Is Free Really Free?
I think in part due to rampant piracy and public craving many companies, especially entertainment companies, gave in to the free concept. Better to give it away than have it stolen, right? Hoping that if they gave something away for free that it would encourage the public to eventually buy something. Not sure how that has turned out for them but you know…
And then about five or so years ago free became the new buzzword in Internet marketing. Every Internet marketing guru was screaming free at every turn and people believed them. No matter what their product, businesses large and small started giving away free stuff. Left and right, back and forth, up and down. Every other email had the word free in it and people bit. Big time. Because everybody likes free stuff, right?
Except there was a little catch because you couldn’t just go get the free thing. Oh no, you had to give them your email address, or sign up for their newsletter, or otherwise surrender some personal information in order to get the free thing. So that the marketer could email you forever and hawk their goods constantly, like five times a week, or even five times a day. And often getting off that list took an act of God. So was it worth it? Whatever little freebie you got, for all that spam and constant hawking? Was it really free?
How Free Back-Fired

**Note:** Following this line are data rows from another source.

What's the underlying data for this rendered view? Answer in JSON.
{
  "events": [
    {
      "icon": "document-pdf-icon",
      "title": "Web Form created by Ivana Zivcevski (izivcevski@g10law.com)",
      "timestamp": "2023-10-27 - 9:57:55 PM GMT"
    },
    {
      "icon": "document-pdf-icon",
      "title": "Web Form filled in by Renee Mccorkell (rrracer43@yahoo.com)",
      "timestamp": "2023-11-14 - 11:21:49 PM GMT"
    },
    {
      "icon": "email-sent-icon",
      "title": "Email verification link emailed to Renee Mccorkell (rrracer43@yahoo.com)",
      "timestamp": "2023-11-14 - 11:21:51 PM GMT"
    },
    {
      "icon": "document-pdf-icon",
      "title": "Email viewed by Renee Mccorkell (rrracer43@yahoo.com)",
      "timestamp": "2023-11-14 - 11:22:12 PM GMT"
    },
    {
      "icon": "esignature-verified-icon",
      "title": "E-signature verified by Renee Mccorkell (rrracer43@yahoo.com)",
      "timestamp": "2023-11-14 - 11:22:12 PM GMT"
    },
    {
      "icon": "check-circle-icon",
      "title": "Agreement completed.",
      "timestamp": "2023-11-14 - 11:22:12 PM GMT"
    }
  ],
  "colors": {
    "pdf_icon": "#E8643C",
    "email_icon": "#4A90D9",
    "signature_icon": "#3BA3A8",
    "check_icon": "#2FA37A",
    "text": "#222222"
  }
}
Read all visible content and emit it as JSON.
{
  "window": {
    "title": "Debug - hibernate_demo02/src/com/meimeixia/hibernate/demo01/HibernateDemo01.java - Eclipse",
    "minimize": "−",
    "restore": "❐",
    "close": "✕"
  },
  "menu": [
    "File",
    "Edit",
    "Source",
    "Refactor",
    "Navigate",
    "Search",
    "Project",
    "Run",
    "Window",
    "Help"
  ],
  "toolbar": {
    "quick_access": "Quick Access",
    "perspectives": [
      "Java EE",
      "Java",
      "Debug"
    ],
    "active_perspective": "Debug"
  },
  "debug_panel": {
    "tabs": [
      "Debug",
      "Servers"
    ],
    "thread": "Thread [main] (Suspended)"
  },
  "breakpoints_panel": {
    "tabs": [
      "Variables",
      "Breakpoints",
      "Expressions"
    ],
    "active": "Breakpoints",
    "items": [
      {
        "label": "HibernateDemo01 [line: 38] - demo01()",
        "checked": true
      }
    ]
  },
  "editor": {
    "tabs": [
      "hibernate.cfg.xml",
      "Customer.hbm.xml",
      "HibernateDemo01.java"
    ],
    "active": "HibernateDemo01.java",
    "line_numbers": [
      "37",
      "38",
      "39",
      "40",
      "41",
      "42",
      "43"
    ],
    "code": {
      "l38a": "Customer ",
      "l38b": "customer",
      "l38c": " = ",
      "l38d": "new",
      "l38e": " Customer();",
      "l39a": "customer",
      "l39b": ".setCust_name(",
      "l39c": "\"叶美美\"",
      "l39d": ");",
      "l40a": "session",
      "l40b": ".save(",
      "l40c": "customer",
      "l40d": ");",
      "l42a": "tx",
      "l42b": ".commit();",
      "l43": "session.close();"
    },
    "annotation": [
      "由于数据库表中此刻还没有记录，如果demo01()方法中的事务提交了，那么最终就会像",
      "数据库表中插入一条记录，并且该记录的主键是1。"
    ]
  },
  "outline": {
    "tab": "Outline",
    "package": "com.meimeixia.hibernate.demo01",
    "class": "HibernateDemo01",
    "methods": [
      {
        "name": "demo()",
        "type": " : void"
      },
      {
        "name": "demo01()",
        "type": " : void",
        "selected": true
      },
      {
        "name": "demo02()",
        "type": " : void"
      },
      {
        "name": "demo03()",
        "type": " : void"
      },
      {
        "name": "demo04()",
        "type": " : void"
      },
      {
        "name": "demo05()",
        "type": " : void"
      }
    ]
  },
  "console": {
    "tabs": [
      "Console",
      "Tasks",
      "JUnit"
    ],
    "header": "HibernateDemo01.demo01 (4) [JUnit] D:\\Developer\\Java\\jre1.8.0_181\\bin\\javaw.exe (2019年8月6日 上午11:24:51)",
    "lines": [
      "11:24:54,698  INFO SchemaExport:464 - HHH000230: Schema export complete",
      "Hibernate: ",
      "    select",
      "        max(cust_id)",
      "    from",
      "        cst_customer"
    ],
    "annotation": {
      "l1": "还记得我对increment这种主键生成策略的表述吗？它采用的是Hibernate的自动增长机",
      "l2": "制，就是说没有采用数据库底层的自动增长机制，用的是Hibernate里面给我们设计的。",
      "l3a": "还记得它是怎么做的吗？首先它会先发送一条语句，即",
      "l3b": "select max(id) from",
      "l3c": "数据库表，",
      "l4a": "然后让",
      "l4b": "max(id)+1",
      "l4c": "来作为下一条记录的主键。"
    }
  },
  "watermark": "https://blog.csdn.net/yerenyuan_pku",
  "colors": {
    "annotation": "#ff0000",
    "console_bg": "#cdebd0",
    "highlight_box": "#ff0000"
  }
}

Somewhere in this evolution small businesses, including single practitioners and creatives, started to believe they had to give their work away in order to get people to buy it. Think about that. You have to give your work away in order to get someone to buy it – does that make sense? I mean if you’re going to give you work away on the one hand and then ask that same person to pay you, what do you suppose is going to be the response? My guess is that that person will just shrug and move on to the next freebie giver.
Sure, you’ve got them on your email list but if they are only interested because you gave them something free, then of what value is that email address? Not much, right?
Unfortunately, now that free is a thing – everybody expects something for nothing. From healthcare to lipstick, half the people walking around this country have the attitude that they should get stuff for free – just because. It has nothing to do with deserving it, earning it or otherwise being entitled to it. In those minds the very fact that they live and breathe is reason enough to get it.
How Much is Free Really Worth?
I don’t know about you but in my case, 99% of anything I’ve ever gotten for free has been worth the same amount as the price tag. There is the rare eBook, or other item that has been valuable to me and I have gone back to that seller and bought things. But by and large my forays into the free universe have resulted mostly in overstuffed inboxes, unwanted emails, and just general annoyance. So I’ve turned over a new leaf. I no longer seek the free. I simply seek the things I need and want and yeah, I’m willing to pay for them. If I’m not willing to pay for them then I pass. I’ve been unsubscribing a lot too, which has been great for handling emails and saving me time. And I really think now before I click that button that is big, red and says FREE. Because I’ve realized that if something is worth having then it’s worth paying the person who has spent the time creating it, marketing it and so forth. Things don’t just spontaneously appear in the world. Somebody had to make it. They had to think it up, and take the steps necessary to bring it into being, and believe me that took time, energy, resources, and a helluva lot of work. Don’t they deserve to be paid for their trouble?
So what do you think about free stuff? Good, bad, somewhere in between?